Friday, 21 September 2007
The last of the butterflies
There have been very few butterflies here this summer. After a hopeful start to the spring, with more orange tips than I have seen here, the summer, as everyone knows, was a disaster. Many butterflies emerged late, when the weather finally improved and, though there was a flush of peacocks on the buddleias recently, colder nights mean that overall numbers have been very poor. A few painted ladies and red admirals have fluttered and flirted round the garden, but even numbers of small tortoiseshells have been poor. In past years I have loved to see the small dusky ringlets dancing amongst the grass stalks on our evening walks, but this wet year did little to encourage butterfly numbers or such outings. Even the dogs didn't complain at staying in when it rained.

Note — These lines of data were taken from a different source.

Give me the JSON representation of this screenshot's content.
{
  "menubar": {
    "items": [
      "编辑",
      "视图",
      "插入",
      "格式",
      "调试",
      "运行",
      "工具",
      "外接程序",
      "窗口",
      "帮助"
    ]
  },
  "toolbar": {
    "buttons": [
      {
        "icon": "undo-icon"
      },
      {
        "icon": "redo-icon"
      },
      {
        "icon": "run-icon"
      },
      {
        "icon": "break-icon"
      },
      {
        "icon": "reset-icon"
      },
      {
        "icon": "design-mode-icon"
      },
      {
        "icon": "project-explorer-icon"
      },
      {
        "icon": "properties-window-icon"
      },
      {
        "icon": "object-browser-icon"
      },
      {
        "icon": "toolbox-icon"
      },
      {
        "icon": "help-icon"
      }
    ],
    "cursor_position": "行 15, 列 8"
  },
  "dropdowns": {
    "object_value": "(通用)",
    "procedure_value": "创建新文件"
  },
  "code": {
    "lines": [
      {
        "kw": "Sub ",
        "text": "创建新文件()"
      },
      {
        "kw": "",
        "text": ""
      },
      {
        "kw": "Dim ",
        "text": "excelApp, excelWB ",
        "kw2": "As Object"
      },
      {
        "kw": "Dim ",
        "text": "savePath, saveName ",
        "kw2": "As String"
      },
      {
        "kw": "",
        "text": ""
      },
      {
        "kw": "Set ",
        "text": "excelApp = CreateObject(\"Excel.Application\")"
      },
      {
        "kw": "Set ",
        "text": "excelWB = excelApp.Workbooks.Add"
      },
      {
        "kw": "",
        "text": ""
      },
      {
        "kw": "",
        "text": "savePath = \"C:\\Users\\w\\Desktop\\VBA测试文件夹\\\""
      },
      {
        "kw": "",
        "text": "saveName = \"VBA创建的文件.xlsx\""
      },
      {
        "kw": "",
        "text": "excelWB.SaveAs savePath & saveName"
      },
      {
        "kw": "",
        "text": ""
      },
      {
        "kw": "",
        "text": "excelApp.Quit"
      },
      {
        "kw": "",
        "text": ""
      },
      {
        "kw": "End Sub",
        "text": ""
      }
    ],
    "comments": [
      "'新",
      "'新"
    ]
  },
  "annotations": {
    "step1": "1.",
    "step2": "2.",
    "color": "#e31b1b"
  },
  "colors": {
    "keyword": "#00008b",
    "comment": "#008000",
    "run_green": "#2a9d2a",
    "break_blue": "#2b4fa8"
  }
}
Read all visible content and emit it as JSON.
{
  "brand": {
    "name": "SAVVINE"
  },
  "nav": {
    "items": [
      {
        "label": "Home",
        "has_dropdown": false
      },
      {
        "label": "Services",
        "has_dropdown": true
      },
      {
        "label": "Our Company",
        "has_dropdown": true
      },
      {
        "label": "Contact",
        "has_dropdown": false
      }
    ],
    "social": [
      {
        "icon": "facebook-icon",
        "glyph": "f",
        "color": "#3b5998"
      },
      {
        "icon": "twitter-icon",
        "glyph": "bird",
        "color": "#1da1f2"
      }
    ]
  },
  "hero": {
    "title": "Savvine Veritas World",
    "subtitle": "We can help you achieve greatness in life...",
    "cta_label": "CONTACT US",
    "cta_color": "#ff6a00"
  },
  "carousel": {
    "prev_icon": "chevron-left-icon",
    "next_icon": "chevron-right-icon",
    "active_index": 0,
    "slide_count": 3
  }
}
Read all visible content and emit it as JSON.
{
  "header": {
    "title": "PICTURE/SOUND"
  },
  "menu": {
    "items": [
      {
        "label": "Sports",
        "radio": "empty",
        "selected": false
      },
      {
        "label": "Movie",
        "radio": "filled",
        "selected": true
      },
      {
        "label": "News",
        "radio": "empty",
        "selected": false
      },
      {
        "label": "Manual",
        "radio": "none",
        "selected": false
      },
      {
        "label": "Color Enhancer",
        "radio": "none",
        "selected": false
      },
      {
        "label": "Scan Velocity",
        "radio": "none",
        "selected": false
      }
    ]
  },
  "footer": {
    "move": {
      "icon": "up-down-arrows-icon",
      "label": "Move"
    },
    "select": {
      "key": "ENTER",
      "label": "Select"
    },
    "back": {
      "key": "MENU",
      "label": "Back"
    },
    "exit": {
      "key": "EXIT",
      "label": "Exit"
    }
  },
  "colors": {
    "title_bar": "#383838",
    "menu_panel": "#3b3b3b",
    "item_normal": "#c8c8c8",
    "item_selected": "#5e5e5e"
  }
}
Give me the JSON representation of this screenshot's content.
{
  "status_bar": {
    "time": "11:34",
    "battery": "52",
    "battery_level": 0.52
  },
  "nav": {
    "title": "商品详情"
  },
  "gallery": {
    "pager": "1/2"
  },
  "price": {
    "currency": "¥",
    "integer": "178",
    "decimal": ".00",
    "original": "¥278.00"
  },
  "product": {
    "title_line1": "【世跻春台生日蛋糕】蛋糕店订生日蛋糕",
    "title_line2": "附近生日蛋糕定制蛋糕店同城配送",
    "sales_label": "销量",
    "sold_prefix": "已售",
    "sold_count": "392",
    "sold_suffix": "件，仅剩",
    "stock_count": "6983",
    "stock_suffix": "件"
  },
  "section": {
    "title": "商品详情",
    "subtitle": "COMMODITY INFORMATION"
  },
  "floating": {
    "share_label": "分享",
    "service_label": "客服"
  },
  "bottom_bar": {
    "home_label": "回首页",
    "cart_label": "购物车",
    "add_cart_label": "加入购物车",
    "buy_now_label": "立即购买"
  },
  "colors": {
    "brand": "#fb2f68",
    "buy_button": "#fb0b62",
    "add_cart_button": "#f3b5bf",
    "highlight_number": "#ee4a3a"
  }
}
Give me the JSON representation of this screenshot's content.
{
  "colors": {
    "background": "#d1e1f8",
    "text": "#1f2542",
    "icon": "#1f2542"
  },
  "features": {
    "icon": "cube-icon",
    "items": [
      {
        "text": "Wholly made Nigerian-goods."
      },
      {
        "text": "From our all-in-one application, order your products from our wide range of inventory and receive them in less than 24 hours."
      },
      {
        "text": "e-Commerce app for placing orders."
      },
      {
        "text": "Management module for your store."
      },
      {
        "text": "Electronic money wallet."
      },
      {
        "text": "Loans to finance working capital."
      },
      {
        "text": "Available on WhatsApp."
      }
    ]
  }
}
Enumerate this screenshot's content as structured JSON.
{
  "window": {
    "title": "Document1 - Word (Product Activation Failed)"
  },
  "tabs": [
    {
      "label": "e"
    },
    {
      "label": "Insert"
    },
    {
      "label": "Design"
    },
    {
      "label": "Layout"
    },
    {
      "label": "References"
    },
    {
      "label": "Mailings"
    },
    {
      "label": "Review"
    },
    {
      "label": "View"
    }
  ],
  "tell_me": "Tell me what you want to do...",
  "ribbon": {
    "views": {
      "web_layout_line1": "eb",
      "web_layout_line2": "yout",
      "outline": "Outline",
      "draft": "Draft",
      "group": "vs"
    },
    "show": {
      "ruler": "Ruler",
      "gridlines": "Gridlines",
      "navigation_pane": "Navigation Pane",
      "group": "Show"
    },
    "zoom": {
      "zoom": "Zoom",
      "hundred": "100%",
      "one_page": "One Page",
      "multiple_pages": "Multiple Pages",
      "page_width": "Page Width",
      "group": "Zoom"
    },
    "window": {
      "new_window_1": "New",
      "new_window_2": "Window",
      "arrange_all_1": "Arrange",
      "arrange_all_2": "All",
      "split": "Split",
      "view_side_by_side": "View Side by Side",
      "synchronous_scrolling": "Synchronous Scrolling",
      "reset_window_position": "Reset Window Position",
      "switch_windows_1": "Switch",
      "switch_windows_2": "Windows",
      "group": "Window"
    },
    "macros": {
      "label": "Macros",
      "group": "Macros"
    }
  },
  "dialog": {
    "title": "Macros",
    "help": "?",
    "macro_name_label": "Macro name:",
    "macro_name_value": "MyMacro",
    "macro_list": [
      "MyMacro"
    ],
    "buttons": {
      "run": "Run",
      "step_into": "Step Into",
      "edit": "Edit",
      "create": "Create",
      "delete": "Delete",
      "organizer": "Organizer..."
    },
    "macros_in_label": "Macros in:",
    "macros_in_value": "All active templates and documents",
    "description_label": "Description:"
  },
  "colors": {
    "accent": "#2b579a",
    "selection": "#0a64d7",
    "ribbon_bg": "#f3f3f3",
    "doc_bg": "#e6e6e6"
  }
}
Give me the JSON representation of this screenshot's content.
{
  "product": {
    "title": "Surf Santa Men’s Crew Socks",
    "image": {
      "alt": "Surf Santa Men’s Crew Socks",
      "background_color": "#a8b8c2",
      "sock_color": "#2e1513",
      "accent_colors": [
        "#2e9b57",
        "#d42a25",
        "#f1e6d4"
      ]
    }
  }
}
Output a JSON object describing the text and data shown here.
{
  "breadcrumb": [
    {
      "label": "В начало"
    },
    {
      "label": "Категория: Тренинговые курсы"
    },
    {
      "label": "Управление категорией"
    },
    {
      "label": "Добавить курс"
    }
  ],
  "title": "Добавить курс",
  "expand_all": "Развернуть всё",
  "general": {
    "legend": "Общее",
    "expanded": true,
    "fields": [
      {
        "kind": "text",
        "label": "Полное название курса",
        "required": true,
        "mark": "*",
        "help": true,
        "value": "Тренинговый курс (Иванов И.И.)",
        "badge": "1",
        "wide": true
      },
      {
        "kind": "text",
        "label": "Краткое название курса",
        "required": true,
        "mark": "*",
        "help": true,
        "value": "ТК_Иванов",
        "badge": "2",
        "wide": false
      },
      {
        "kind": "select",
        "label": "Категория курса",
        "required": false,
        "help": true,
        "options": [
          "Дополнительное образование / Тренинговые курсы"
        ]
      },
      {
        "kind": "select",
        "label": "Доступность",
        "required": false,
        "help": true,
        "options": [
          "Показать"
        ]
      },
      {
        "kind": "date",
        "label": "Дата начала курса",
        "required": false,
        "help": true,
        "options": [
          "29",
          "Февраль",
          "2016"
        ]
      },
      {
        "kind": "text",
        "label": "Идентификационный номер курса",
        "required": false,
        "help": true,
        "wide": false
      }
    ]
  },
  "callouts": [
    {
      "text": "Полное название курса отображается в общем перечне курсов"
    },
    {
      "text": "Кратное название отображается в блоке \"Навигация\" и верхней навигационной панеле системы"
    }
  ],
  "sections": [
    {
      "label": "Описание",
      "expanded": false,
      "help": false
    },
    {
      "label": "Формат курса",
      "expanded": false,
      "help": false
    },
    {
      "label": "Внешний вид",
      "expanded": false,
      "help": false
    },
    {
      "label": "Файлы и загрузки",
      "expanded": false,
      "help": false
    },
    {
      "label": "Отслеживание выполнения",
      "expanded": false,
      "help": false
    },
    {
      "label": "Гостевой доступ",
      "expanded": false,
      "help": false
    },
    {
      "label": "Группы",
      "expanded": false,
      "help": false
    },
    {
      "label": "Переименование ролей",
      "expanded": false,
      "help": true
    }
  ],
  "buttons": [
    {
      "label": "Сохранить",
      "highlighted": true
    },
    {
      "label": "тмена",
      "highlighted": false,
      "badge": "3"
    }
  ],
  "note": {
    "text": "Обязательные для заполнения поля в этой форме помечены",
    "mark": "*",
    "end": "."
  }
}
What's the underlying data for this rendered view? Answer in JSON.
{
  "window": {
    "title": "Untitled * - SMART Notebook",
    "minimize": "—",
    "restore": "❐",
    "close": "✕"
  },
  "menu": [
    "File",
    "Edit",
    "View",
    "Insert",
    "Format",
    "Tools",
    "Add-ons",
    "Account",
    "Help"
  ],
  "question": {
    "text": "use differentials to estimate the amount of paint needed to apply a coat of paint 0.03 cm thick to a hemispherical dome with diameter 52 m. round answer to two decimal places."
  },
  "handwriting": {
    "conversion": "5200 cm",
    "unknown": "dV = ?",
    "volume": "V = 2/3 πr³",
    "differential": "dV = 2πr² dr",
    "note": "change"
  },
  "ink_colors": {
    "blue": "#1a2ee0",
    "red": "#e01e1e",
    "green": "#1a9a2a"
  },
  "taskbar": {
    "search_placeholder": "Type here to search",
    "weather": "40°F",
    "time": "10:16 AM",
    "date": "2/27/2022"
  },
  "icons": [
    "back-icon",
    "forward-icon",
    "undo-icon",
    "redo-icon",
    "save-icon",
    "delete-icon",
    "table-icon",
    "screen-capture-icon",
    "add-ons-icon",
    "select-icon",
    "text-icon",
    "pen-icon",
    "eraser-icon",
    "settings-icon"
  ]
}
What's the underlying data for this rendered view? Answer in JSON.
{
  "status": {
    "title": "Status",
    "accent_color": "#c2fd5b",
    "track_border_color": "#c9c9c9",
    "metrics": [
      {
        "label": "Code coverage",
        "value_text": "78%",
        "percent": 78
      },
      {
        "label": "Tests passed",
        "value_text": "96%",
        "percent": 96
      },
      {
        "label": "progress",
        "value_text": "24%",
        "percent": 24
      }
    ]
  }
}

Worse, though, than the lack of butterflies has been the complete absence of moths. Northumberland is not perhaps the best county for variety anyway, but at least the burnet moths and cinnabars on the dunes are always spectacular. The garden mostly offers a selection of small brown or frilly white moths which can be hard to identify. The greenhouse, though, is usually shared with yellow underwings, which zonk about the tomatoes while you are picking them. Not this year, not a one. This year I have seen a mouse moth. That's it. I'm fond of mouse moths, I was pleased to see it, and helped it back outside when it got stuck. But I would have been pleased to welcome a few of its friends.
Devon has been little better, according to my mother. I recall nights in Devon when it was only possible to sleep with your head under the bedclothes, so many creatures were whizzing round the room. Emeralds, garden tigers, elephant hawk moths, riots of colour. Delicate, feather-winged plume moths could be found on the bindweed in the garden. At least in Devon numbers may recover a little next year if the sun shines. Here, I am afraid that time is running out.